Not enough homes being built for older people – new research

Not enough homes being built for older people – new research

The number of people aged 85 and over will more than double in the UK over the next 25 years. With an ageing population will come additional pressures on services and resources – and one area of specific concern is housing.

Inappropriately designed and located housing can cause discomfort and suffering for older people, increasing the chance of accidents and falls in the home, fuel poverty and exposure to the cold – as well as increased isolation and loneliness.

Recent research suggests the cost to the NHS from older people being poorly housed is over £600m a year. While some of the issues may be remedied with home improvements and adaptations, there is a need for more specialist accommodation for older people.

Our recent research, funded by the NHS and conducted in partnership with local authorities in Cambridgeshire, has focused on this very issue. We have found that if current trends continue, there will be stark shortages in specialist housing for older people across England by 2035. Specifically, our findings reveal that more than 750,000 additional specialist homes will be required by this date, in England alone, to deal with the shortfall.

Not enough homes

As people get older they have a number of housing choices. They can stay living in their home – and potentially receive care and support if required – or they can enter specialist housing. This includes sheltered housing, often comprised of self-contained flats or bungalows reserved for people over the age of 55 or 60, with some shared facilities and on-site support. It also includes age exclusive housing, similarly reserved for older people, but without support.

Research shows eight million people over the age of 60 are interested in downsizing if the right home was to be available. Shutterstock

Specialist housing also includes Extra Care accommodation designed to meet the needs of frailer older people – with varying levels of care and support available on site. Extra Care housing gives people “their own front door” with options in some schemes to purchase properties.

Our research estimates that with an ageing population, there will be significant shortfalls in these types of specialist housing. We predict that nearly 90% of local authorities are likely to require at least 1,000 additional specialist dwellings between now and 2035.

Supply and demand

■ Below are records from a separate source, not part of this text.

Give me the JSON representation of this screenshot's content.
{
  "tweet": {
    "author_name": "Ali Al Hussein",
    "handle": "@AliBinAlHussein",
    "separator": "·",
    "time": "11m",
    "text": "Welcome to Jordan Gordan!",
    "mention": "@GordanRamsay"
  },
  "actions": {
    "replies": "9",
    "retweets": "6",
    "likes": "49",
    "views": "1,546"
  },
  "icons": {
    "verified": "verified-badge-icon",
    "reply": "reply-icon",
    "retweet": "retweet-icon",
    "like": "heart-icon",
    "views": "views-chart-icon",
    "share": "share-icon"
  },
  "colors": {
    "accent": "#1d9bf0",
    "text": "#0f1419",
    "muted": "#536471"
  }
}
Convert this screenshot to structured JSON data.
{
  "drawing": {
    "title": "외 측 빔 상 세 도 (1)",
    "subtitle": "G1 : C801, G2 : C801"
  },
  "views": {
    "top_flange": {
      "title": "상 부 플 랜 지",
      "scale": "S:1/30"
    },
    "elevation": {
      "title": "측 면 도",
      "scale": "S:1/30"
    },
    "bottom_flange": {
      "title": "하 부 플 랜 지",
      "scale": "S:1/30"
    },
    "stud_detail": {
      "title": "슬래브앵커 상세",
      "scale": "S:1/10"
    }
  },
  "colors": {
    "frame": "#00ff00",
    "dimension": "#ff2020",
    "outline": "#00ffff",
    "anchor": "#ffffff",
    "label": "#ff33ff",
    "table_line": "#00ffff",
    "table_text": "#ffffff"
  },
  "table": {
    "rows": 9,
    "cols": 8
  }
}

We also found that the greatest shortages in specialist housing are in more deprived areas of the country. This suggests that where housing markets are weakest, problems in supply are likely to be the most acute. Notable hot spots of under supply are found in Yorkshire and the Humber and the Northwest of England.

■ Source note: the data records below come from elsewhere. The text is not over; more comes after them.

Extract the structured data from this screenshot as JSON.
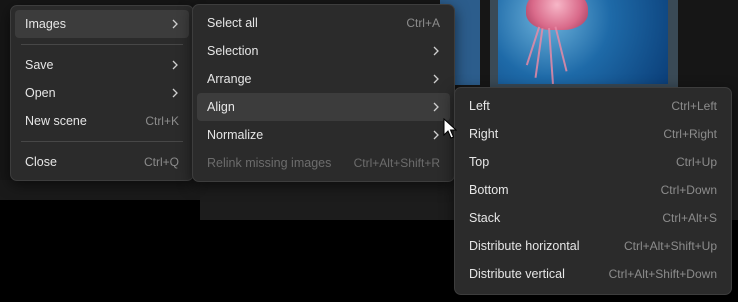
{
  "main_menu": {
    "items": [
      {
        "label": "Images",
        "shortcut": "",
        "submenu": true,
        "active": true
      },
      {
        "label": "Save",
        "shortcut": "",
        "submenu": true
      },
      {
        "label": "Open",
        "shortcut": "",
        "submenu": true
      },
      {
        "label": "New scene",
        "shortcut": "Ctrl+K",
        "submenu": false
      },
      {
        "label": "Close",
        "shortcut": "Ctrl+Q",
        "submenu": false
      }
    ]
  },
  "images_menu": {
    "items": [
      {
        "label": "Select all",
        "shortcut": "Ctrl+A"
      },
      {
        "label": "Selection",
        "shortcut": ""
      },
      {
        "label": "Arrange",
        "shortcut": ""
      },
      {
        "label": "Align",
        "shortcut": ""
      },
      {
        "label": "Normalize",
        "shortcut": ""
      },
      {
        "label": "Relink missing images",
        "shortcut": "Ctrl+Alt+Shift+R"
      }
    ]
  },
  "align_menu": {
    "items": [
      {
        "label": "Left",
        "shortcut": "Ctrl+Left"
      },
      {
        "label": "Right",
        "shortcut": "Ctrl+Right"
      },
      {
        "label": "Top",
        "shortcut": "Ctrl+Up"
      },
      {
        "label": "Bottom",
        "shortcut": "Ctrl+Down"
      },
      {
        "label": "Stack",
        "shortcut": "Ctrl+Alt+S"
      },
      {
        "label": "Distribute horizontal",
        "shortcut": "Ctrl+Alt+Shift+Up"
      },
      {
        "label": "Distribute vertical",
        "shortcut": "Ctrl+Alt+Shift+Down"
      }
    ]
  },
  "colors": {
    "menu_bg": "#2b2b2b",
    "highlight": "#3c3c3c",
    "shortcut_text": "#8c8c8c"
  }
}
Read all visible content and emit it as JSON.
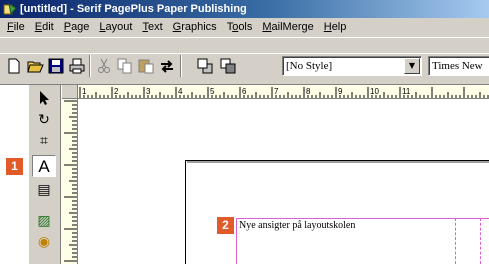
{
  "window": {
    "title": "[untitled] - Serif PagePlus Paper Publishing"
  },
  "menubar": {
    "items": [
      {
        "mnemonic": "F",
        "rest": "ile"
      },
      {
        "mnemonic": "E",
        "rest": "dit"
      },
      {
        "mnemonic": "P",
        "rest": "age"
      },
      {
        "mnemonic": "L",
        "rest": "ayout"
      },
      {
        "mnemonic": "T",
        "rest": "ext"
      },
      {
        "mnemonic": "G",
        "rest": "raphics"
      },
      {
        "mnemonic": "",
        "pre": "T",
        "mn": "o",
        "post": "ols"
      },
      {
        "mnemonic": "M",
        "rest": "ailMerge"
      },
      {
        "mnemonic": "H",
        "rest": "elp"
      }
    ]
  },
  "toolbar": {
    "style_value": "[No Style]",
    "font_value": "Times New",
    "dropdown_arrow": "▼",
    "icons": [
      "new-icon",
      "open-icon",
      "save-icon",
      "print-icon",
      "cut-icon",
      "copy-icon",
      "paste-icon",
      "undo-icon",
      "bring-front-icon",
      "send-back-icon"
    ]
  },
  "left_tools": {
    "icons": [
      "pointer-icon",
      "rotate-icon",
      "crop-icon",
      "text-icon",
      "frame-text-icon",
      "picture-icon",
      "shape-icon"
    ],
    "pointer": "▲",
    "rotate": "↻",
    "crop": "⌗",
    "text": "A",
    "frame": "▤",
    "picture": "▨",
    "shape": "◉"
  },
  "rulers": {
    "horizontal_labels": [
      "1",
      "2",
      "3",
      "4",
      "5",
      "6",
      "7",
      "8",
      "9",
      "10",
      "11"
    ]
  },
  "document": {
    "text": "Nye ansigter på layoutskolen"
  },
  "callouts": {
    "one": "1",
    "two": "2"
  },
  "colors": {
    "title_start": "#0a246a",
    "title_end": "#a6caf0",
    "chrome": "#d4d0c8",
    "ruler": "#ffffe8",
    "guide": "#e060d0",
    "callout": "#e05a2a"
  }
}
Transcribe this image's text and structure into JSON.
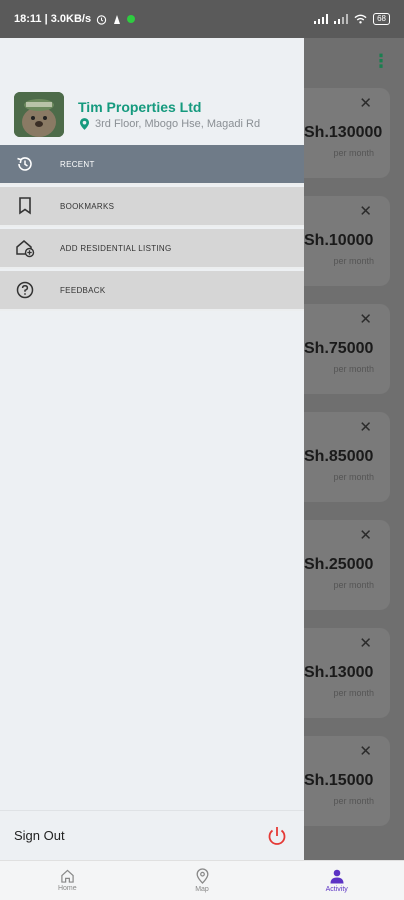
{
  "status_bar": {
    "left_text": "18:11 | 3.0KB/s",
    "battery": "68"
  },
  "profile": {
    "org_name": "Tim Properties Ltd",
    "address": "3rd Floor, Mbogo Hse, Magadi Rd"
  },
  "menu": {
    "items": [
      {
        "label": "RECENT",
        "icon": "history-icon",
        "active": true
      },
      {
        "label": "BOOKMARKS",
        "icon": "bookmark-icon",
        "active": false
      },
      {
        "label": "ADD RESIDENTIAL LISTING",
        "icon": "add-home-icon",
        "active": false
      },
      {
        "label": "FEEDBACK",
        "icon": "help-icon",
        "active": false
      }
    ]
  },
  "signout": {
    "label": "Sign Out"
  },
  "listings": [
    {
      "price": "Sh.130000",
      "period": "per month"
    },
    {
      "price": "Sh.10000",
      "period": "per month"
    },
    {
      "price": "Sh.75000",
      "period": "per month"
    },
    {
      "price": "Sh.85000",
      "period": "per month"
    },
    {
      "price": "Sh.25000",
      "period": "per month"
    },
    {
      "price": "Sh.13000",
      "period": "per month"
    },
    {
      "price": "Sh.15000",
      "period": "per month"
    }
  ],
  "bottom_nav": {
    "tabs": [
      {
        "label": "Home",
        "icon": "home-icon",
        "active": false
      },
      {
        "label": "Map",
        "icon": "map-pin-icon",
        "active": false
      },
      {
        "label": "Activity",
        "icon": "person-icon",
        "active": true
      }
    ]
  },
  "colors": {
    "accent_teal": "#159a7e",
    "active_menu_bg": "#6f7b88",
    "signout_red": "#e53935",
    "nav_active": "#5b32c4"
  }
}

Current over and under supply of specialist housing units in local authorities in England. EAC and Sheffield Hallam University, Author provided

This pattern represents housing market failure caused by the reluctance of private developers of older people’s housing to enter these markets – because their schemes are not deemed financially viable. This has led to a reliance on public bodies, housing associations and other providers to meet these shortages, and to ensure there are affordable options for older people at a local level.

To help local authorities and housing providers understand the requirements in their areas, we have developed a tool which can help them plan future housing provision. Using population projections and a wealth of other data, it recommends how many specialist housing and care beds are required in their area.

Understanding future needs

The findings from this research are sobering. Not only do many areas need significantly more specialist homes for older people, but we need to create accommodation suitable for an ageing population which may be suffering from more acute and multiple health conditions.

Extra Care housing is one solution and we recommend that 61% of local authorities will need upwards of 200 additional Extra Care homes by 2035. This will demand major changes to the way housing providers and local authorities plan and finance this form of provision.

What all this shows is that unless there is a radical change, shortfalls in supply will prevail and likely worsen. This means that more and more people will have to remain in housing unsuitable for their needs, with increased risks to their health and well-being. So much more can be done, it merely requires concerted investment and improved planning.